| TASK STATEMENT |
Which lines of the data below hold "JSON"? Copy each of them.

| RECORDS FOR THIS TASK |

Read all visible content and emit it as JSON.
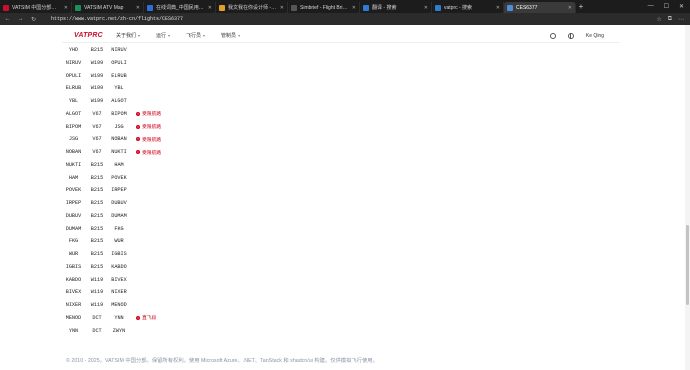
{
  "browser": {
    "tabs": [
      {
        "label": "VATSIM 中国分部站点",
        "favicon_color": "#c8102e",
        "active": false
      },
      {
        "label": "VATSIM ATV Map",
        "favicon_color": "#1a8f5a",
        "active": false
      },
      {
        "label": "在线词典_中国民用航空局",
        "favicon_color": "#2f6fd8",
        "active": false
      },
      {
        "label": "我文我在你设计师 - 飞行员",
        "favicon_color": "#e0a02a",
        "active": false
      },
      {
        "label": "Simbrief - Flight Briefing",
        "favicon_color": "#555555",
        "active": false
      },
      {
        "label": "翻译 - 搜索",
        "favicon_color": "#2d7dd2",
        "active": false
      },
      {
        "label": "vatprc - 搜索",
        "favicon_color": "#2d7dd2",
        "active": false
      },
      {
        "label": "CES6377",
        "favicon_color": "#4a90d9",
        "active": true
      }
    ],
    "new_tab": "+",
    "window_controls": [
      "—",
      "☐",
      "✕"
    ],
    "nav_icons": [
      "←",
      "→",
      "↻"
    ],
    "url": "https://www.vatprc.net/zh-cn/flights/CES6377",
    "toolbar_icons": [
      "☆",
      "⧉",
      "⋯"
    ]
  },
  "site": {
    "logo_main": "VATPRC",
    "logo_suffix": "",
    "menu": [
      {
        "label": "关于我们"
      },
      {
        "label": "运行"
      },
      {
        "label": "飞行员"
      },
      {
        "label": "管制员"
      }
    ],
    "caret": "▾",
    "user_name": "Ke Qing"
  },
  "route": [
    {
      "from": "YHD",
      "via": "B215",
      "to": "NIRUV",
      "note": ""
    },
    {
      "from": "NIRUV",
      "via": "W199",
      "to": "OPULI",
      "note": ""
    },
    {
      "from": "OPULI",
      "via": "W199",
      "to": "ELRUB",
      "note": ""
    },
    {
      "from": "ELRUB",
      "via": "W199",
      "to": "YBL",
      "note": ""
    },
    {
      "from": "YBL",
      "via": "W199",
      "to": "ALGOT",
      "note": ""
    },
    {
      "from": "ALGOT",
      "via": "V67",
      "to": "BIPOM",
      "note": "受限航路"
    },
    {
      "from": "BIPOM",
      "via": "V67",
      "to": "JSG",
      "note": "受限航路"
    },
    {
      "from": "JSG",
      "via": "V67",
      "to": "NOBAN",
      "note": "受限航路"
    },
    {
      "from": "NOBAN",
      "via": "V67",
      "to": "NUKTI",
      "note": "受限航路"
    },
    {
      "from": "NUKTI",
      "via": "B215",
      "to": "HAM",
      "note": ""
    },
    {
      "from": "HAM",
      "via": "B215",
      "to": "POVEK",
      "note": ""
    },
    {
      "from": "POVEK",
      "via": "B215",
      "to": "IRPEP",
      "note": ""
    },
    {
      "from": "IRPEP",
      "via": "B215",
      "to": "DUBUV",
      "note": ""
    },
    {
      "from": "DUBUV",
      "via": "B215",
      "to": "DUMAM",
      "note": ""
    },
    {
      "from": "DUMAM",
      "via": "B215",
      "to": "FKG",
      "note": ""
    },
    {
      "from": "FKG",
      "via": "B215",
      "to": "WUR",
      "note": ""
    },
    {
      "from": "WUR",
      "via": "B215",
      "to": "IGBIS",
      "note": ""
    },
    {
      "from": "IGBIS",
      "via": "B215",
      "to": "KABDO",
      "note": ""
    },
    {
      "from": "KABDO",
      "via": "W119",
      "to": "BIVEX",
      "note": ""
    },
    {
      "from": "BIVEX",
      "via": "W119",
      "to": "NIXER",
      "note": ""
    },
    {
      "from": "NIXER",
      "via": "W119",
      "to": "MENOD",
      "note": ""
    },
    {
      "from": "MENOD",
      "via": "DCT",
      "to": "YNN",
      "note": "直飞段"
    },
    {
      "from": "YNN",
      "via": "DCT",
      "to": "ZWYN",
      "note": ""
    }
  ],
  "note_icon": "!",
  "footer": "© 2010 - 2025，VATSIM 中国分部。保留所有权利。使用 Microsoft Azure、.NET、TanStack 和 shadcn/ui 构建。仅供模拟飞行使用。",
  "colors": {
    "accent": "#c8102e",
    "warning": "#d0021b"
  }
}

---

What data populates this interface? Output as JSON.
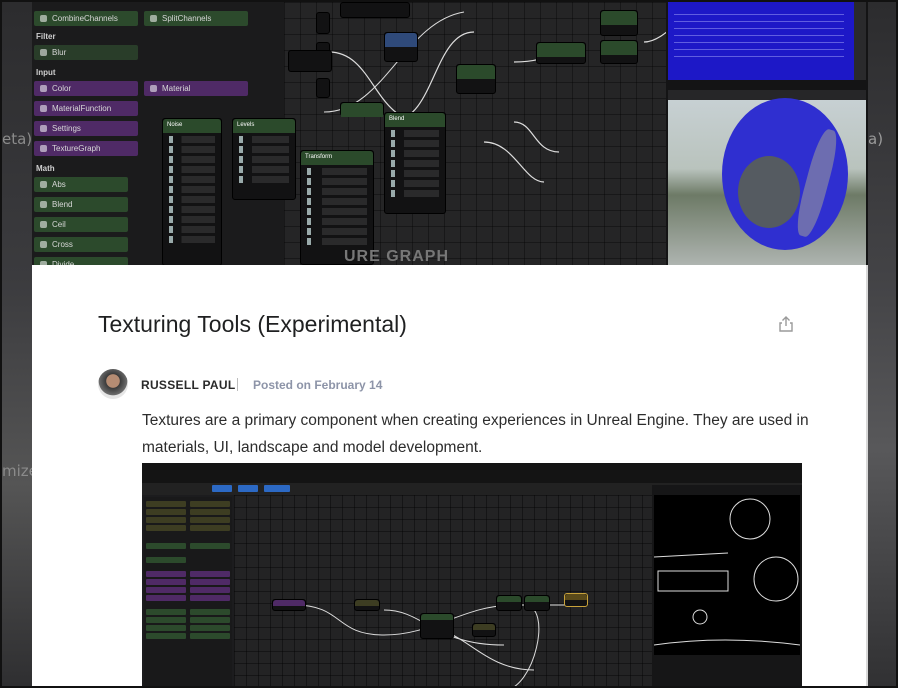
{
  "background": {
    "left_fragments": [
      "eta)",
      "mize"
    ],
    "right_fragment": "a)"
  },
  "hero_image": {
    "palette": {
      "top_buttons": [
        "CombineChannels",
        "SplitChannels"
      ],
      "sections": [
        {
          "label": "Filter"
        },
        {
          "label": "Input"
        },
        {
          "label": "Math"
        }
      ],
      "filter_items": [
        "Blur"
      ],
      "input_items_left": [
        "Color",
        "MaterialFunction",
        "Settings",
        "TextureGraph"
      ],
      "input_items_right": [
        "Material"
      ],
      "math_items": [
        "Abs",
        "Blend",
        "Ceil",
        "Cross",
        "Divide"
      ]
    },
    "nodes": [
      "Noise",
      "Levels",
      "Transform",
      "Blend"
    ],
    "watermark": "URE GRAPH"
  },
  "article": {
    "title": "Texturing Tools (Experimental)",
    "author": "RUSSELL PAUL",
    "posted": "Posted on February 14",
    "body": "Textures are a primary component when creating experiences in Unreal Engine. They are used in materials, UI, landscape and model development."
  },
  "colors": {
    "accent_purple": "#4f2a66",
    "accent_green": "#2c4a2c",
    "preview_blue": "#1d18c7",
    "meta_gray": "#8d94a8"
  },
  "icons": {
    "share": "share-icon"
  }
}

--

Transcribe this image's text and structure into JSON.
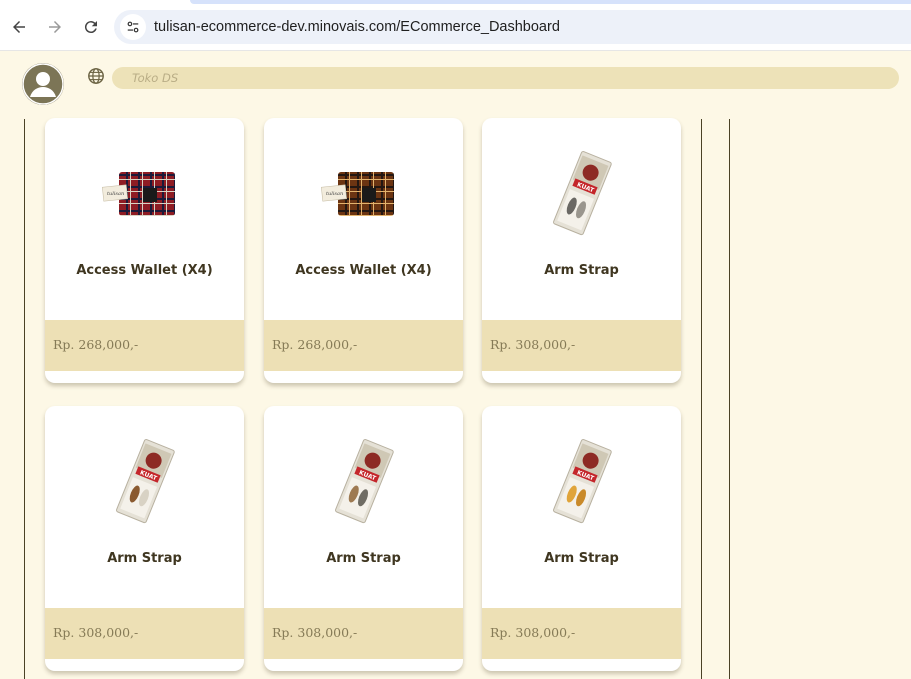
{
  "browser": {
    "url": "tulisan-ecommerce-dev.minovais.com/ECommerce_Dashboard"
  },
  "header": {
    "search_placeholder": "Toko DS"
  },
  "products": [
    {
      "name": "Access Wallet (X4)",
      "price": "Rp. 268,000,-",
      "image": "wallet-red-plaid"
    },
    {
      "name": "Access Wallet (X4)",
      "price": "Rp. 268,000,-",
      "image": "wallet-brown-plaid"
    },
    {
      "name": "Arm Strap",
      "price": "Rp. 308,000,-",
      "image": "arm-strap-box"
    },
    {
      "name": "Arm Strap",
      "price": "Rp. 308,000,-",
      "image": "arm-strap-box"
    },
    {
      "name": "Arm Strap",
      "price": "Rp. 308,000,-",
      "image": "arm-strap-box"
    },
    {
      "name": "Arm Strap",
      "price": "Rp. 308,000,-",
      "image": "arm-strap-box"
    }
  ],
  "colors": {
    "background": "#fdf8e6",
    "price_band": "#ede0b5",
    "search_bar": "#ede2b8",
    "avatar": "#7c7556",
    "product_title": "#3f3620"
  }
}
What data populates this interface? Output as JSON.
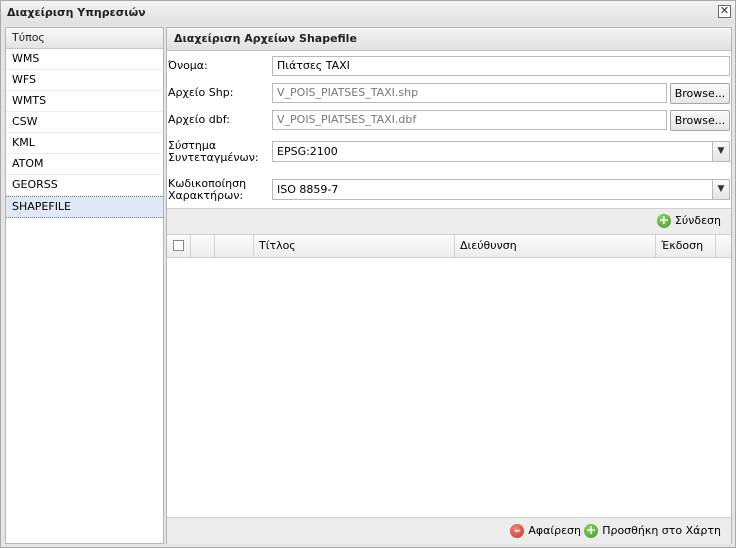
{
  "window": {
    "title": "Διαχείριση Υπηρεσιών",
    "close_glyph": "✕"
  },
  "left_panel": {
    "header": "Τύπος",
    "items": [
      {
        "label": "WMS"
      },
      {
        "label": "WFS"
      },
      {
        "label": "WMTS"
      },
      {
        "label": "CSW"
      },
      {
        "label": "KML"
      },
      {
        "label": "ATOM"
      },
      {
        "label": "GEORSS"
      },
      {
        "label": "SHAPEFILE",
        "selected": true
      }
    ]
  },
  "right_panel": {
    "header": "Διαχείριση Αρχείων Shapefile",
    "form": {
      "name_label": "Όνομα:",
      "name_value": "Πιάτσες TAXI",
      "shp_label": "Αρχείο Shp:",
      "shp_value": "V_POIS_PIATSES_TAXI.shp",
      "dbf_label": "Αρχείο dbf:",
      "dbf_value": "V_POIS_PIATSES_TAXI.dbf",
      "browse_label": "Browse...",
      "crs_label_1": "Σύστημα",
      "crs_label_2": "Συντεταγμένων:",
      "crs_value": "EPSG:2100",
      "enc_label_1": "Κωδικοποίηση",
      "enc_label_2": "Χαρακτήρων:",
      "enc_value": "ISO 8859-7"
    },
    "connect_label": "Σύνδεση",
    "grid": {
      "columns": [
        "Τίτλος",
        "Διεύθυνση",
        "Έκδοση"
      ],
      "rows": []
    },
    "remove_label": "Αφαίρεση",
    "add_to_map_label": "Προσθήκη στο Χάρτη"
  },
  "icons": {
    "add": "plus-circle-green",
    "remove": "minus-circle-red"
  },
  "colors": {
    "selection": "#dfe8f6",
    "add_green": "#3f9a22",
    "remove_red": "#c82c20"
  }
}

| TASK RESPONSE |
Read all visible content and emit it as JSON.
What data populates this interface? Output as JSON.
Transcribe this image's text and structure into JSON.
What data populates this interface? Output as JSON.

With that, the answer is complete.